The following diagram summarises some thoughts I was having on what a possible framework might be for understanding the various texts relating to judgment and the final destiny of humanity (click for a larger version in a new window):
This sets out three “paths” for human existence: the path taken by Christ, and two paths of human existence (“A” and “B”). Each path includes a “rupture” of death and resurrection, judgment and vindication. (Note that these paths should be seen as conceptual rather than simply chronological.)
To the two sides of the first “rupture” – the death and resurrection of Jesus – belong texts such as John 12:31 (where Jesus tells us that his death brings into the present the final judgment of God), 2 Corinthians 5:21 and (on the other side of the rupture) Philippians 2:9.

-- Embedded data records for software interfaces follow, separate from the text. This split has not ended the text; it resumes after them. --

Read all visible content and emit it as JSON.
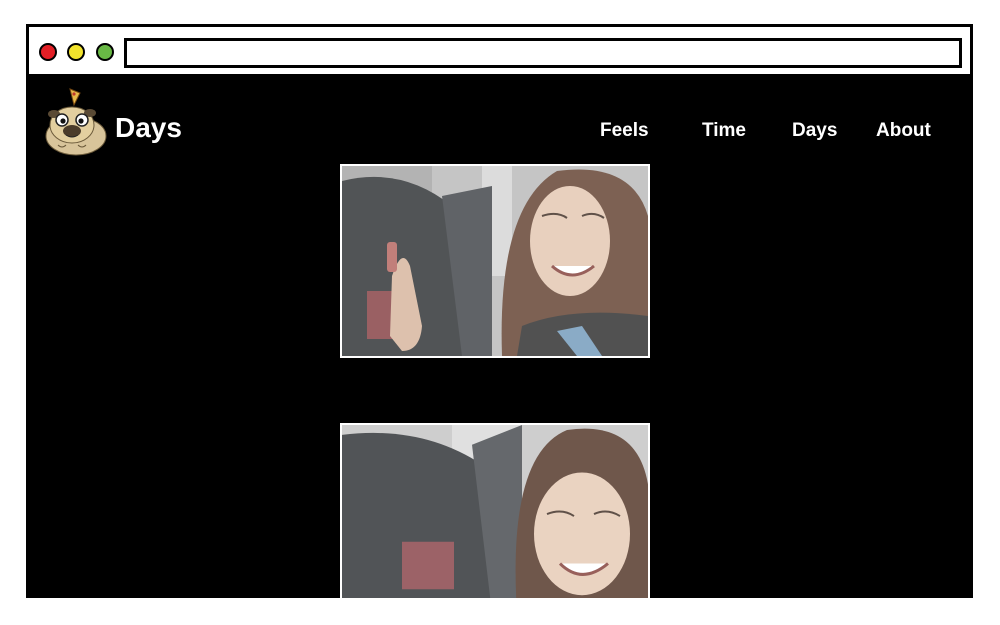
{
  "browser": {
    "url": "",
    "window_controls": [
      "close",
      "minimize",
      "maximize"
    ],
    "colors": {
      "close": "#e21f26",
      "minimize": "#f2e32c",
      "maximize": "#69b845"
    }
  },
  "site": {
    "brand": "Days",
    "logo_icon": "pug-with-pizza-icon",
    "nav": [
      {
        "label": "Feels"
      },
      {
        "label": "Time"
      },
      {
        "label": "Days"
      },
      {
        "label": "About"
      }
    ]
  },
  "content": {
    "photos": [
      {
        "subject": "photo-smiling-in-car"
      },
      {
        "subject": "photo-laughing-in-car"
      }
    ]
  },
  "colors": {
    "background": "#000000",
    "text": "#ffffff"
  }
}
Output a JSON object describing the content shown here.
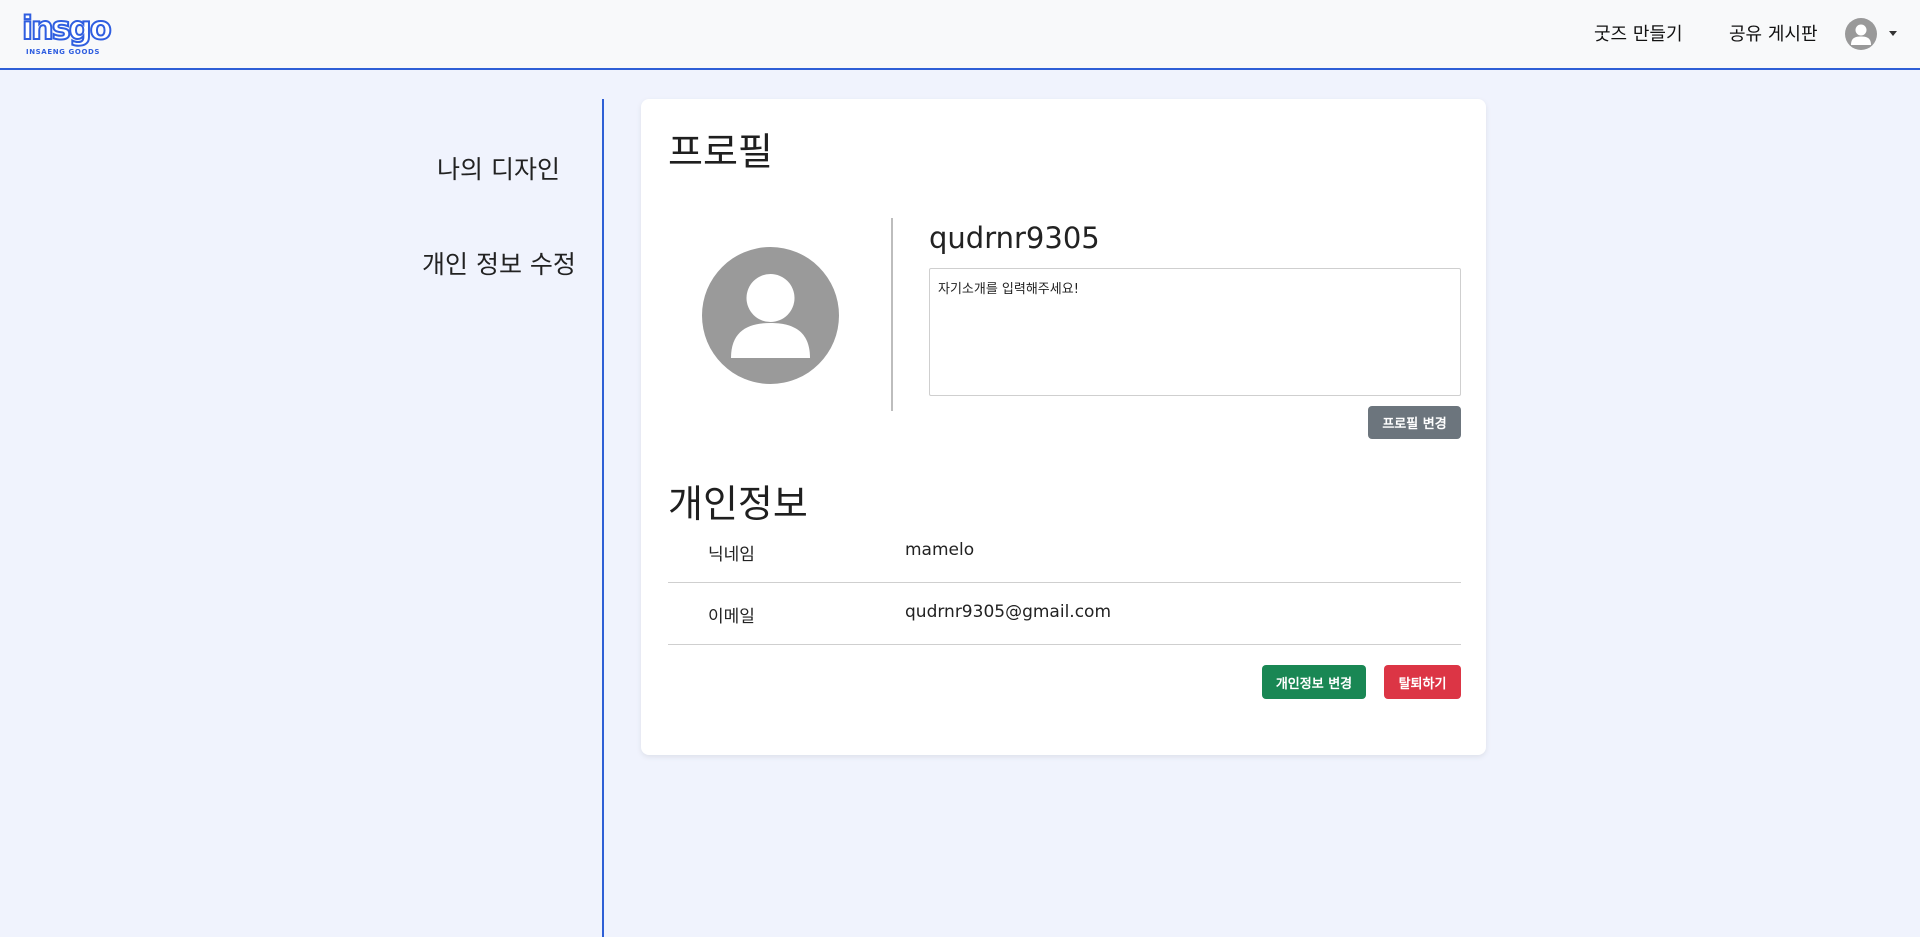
{
  "header": {
    "logo_text": "insgo",
    "logo_subtext": "INSAENG GOODS",
    "nav": {
      "make_goods": "굿즈 만들기",
      "share_board": "공유 게시판"
    },
    "avatar_icon": "user-avatar-icon",
    "caret_icon": "caret-down-icon"
  },
  "sidebar": {
    "items": [
      {
        "label": "나의 디자인"
      },
      {
        "label": "개인 정보 수정"
      }
    ],
    "divider_color": "#2e5fd6"
  },
  "profile": {
    "title": "프로필",
    "avatar_icon": "user-avatar-icon",
    "username": "qudrnr9305",
    "bio_placeholder": "자기소개를 입력해주세요!",
    "change_button": "프로필 변경"
  },
  "personal_info": {
    "title": "개인정보",
    "rows": [
      {
        "label": "닉네임",
        "value": "mamelo"
      },
      {
        "label": "이메일",
        "value": "qudrnr9305@gmail.com"
      }
    ],
    "edit_button": "개인정보 변경",
    "leave_button": "탈퇴하기"
  },
  "colors": {
    "accent": "#2e5fd6",
    "background": "#f0f3fd",
    "edit_button": "#198754",
    "leave_button": "#dc3545",
    "profile_button": "#6c757d"
  }
}
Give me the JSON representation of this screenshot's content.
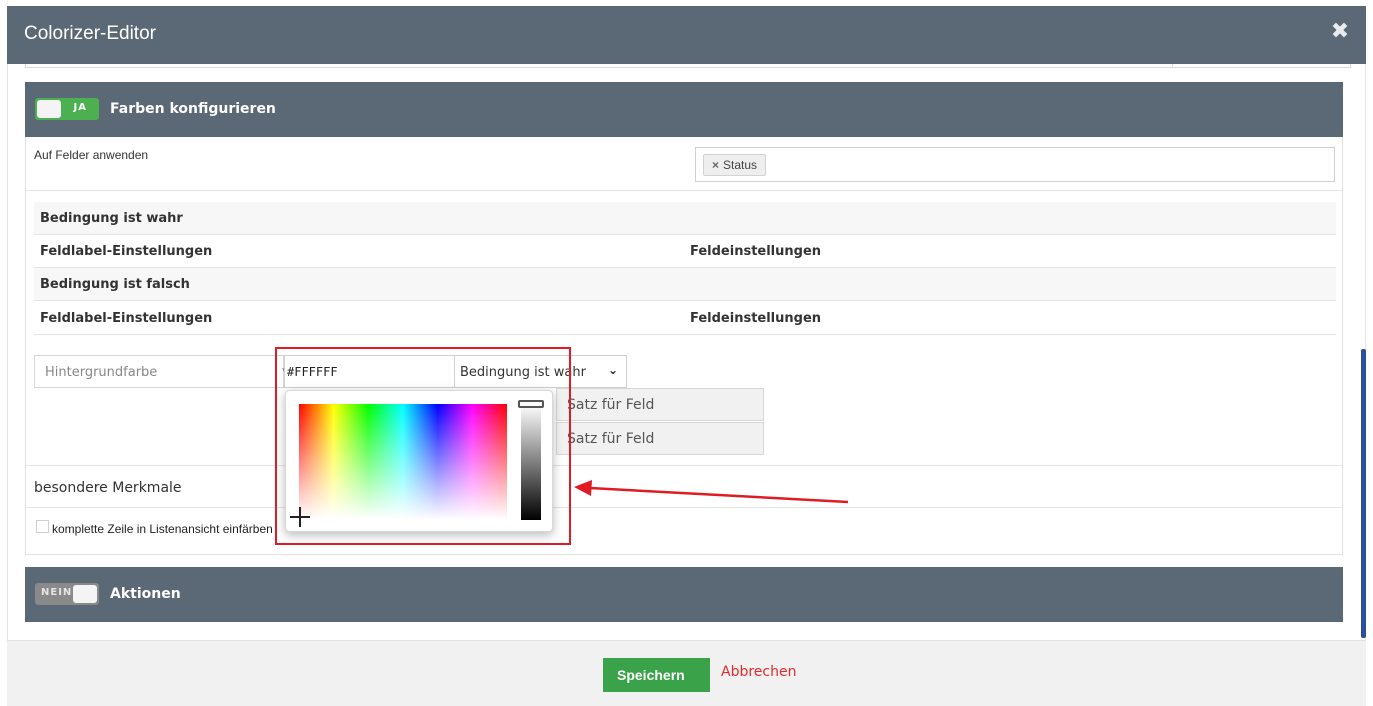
{
  "dialog": {
    "title": "Colorizer-Editor",
    "close_icon": "close-icon"
  },
  "colors_panel": {
    "toggle_label": "JA",
    "title": "Farben konfigurieren",
    "apply_label": "Auf Felder anwenden",
    "tag_remove": "×",
    "tag_value": "Status",
    "rows": [
      {
        "c1": "Bedingung ist wahr",
        "c2": ""
      },
      {
        "c1": "Feldlabel-Einstellungen",
        "c2": "Feldeinstellungen"
      },
      {
        "c1": "Bedingung ist falsch",
        "c2": ""
      },
      {
        "c1": "Feldlabel-Einstellungen",
        "c2": "Feldeinstellungen"
      }
    ],
    "property_select": "Hintergrundfarbe",
    "hex_value": "#FFFFFF",
    "condition_select": "Bedingung ist wahr",
    "buttons": [
      "Satz für Feld",
      "Satz für Feld"
    ],
    "special_label": "besondere Merkmale",
    "checkbox_label": "komplette Zeile in Listenansicht einfärben"
  },
  "actions_panel": {
    "toggle_label": "NEIN",
    "title": "Aktionen"
  },
  "footer": {
    "save": "Speichern",
    "cancel": "Abbrechen"
  },
  "colors": {
    "header": "#5b6875",
    "save": "#3aa34a",
    "cancel": "#e22b2b",
    "annotation": "#e01b24"
  }
}
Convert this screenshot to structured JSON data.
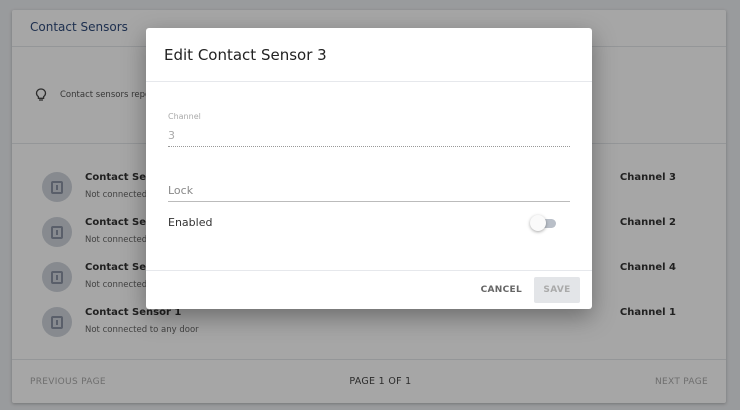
{
  "card": {
    "title": "Contact Sensors",
    "info_text": "Contact sensors repo"
  },
  "sensors": [
    {
      "title": "Contact Sens",
      "subtitle": "Not connected",
      "channel": "Channel 3"
    },
    {
      "title": "Contact Sens",
      "subtitle": "Not connected",
      "channel": "Channel 2"
    },
    {
      "title": "Contact Sens",
      "subtitle": "Not connected",
      "channel": "Channel 4"
    },
    {
      "title": "Contact Sensor 1",
      "subtitle": "Not connected to any door",
      "channel": "Channel 1"
    }
  ],
  "footer": {
    "previous": "PREVIOUS PAGE",
    "page": "PAGE 1 OF 1",
    "next": "NEXT PAGE"
  },
  "dialog": {
    "title": "Edit Contact Sensor 3",
    "channel_label": "Channel",
    "channel_value": "3",
    "lock_placeholder": "Lock",
    "enabled_label": "Enabled",
    "enabled": false,
    "cancel_label": "CANCEL",
    "save_label": "SAVE"
  },
  "colors": {
    "header_title": "#2f4a7a",
    "overlay": "rgba(0,0,0,0.35)"
  },
  "icons": {
    "info": "lightbulb-icon",
    "sensor": "door-sensor-icon"
  }
}
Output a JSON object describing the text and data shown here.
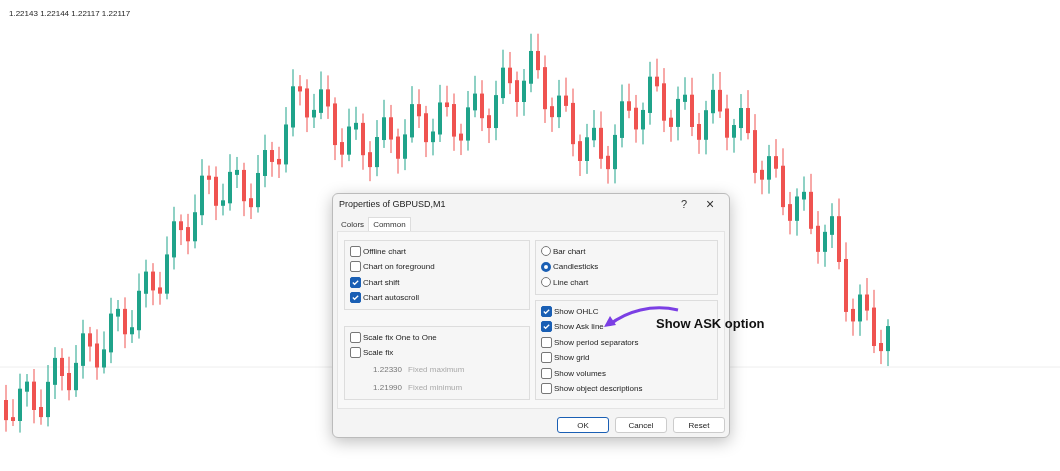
{
  "quote": "1.22143 1.22144 1.22117 1.22117",
  "dialog": {
    "title": "Properties of GBPUSD,M1",
    "help": "?",
    "close": "×",
    "tabs": [
      {
        "label": "Colors",
        "selected": false
      },
      {
        "label": "Common",
        "selected": true
      }
    ],
    "chart_options": [
      {
        "label": "Offline chart",
        "checked": false
      },
      {
        "label": "Chart on foreground",
        "checked": false
      },
      {
        "label": "Chart shift",
        "checked": true
      },
      {
        "label": "Chart autoscroll",
        "checked": true
      }
    ],
    "scale_options": [
      {
        "label": "Scale fix One to One",
        "checked": false
      },
      {
        "label": "Scale fix",
        "checked": false
      }
    ],
    "scale_fields": [
      {
        "value": "1.22330",
        "label": "Fixed maximum",
        "disabled": true
      },
      {
        "value": "1.21990",
        "label": "Fixed minimum",
        "disabled": true
      }
    ],
    "chart_types": [
      {
        "label": "Bar chart",
        "selected": false
      },
      {
        "label": "Candlesticks",
        "selected": true
      },
      {
        "label": "Line chart",
        "selected": false
      }
    ],
    "show_options": [
      {
        "label": "Show OHLC",
        "checked": true
      },
      {
        "label": "Show Ask line",
        "checked": true
      },
      {
        "label": "Show period separators",
        "checked": false
      },
      {
        "label": "Show grid",
        "checked": false
      },
      {
        "label": "Show volumes",
        "checked": false
      },
      {
        "label": "Show object descriptions",
        "checked": false
      }
    ],
    "buttons": [
      {
        "label": "OK",
        "default": true
      },
      {
        "label": "Cancel",
        "default": false
      },
      {
        "label": "Reset",
        "default": false
      }
    ]
  },
  "annotation": {
    "text": "Show ASK option"
  }
}
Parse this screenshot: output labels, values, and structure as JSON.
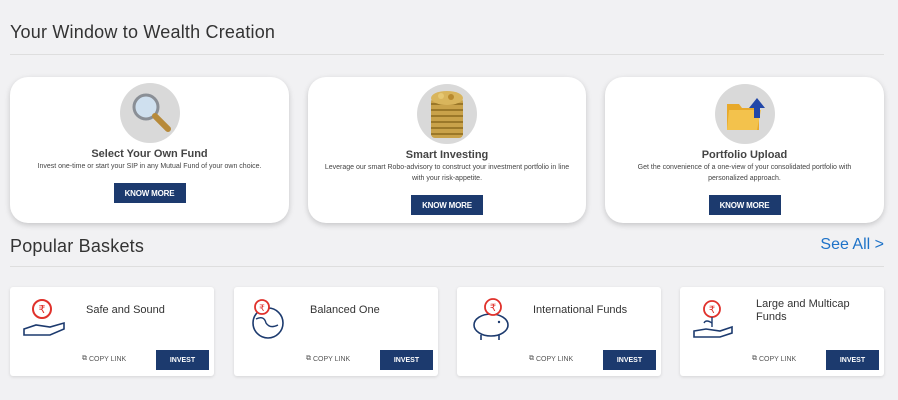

The second “rupture” is that experienced by the believer in Christ. As Romans 6 teaches, our baptism unites us with Jesus’ death and resurrection. To be justified by faith is to know now the final pronouncement of forgiveness and vindication on account of Christ’s death and resurrection. In other words, our baptism unites us to the first “rupture” (Christ’s death and resurrection) and prefigures/pre-empts the third “rupture” (of final judgment).
My suggestion is that this then provides us with a framework for reconciling texts warning of the stark distinction between believers and non-believers with those which appear to promise a wider salvation.
Take a text such as John 3:18:
Those who believe in him are not condemned; but those who do not believe are condemned already, because they have not believed in the name of the only Son of God.
I suggest that this should be seen as a statement of the present condition of those two groups, as shown towards the middle of the diagram. For the believer, there is the assurance of knowing that our condemnation and judgment lie in the past, in our baptism that unites us to Christ’s death and resurrection. However, for those who do not believe, there is only the present judgment of God and a path leading to the depths of condemnation and judgment.
However, beyond that we see other texts, texts which perhaps tell us that the word of condemnation is not the last word for those who die without faith in Christ. Texts such as 1 Corinthians 15:23-24a (using the NRSV’s marginal reading):
But each in his own order: Christ the first fruits, then at his coming those who belong to Christ. Then come the rest…
The three paths on my diagram can be seen as corresponding to what is described in this text: Christ the first fruits; those who belong to Christ; “the rest”. Or Romans 11:32:
For God has imprisoned all in disobedience so that he may be merciful to all.
…so that at the name of Jesus every knee should bend, in heaven and on earth and under the earth, and every tongue should confess that Jesus Christ is Lord, to the glory of God the Father.
And the point is that in each case you can only get to the right-hand side of the rupture by going through the left-hand side: Christ’s resurrection followed his humiliation and death; the resurrection of our justification follows the death of our baptism; and the route to the promise of universal salvation – if that’s what it is – passes through the warnings and experience of divine judgment, so that we cannot preach the latter without the former.
Anyway, those are just a few sketchy thoughts – but they do seem to suggest a way in which the death and resurrection of Jesus, the present justification of Christians and the future judgment – and salvation? – of all can be tied together. I’d be interested to know what people think.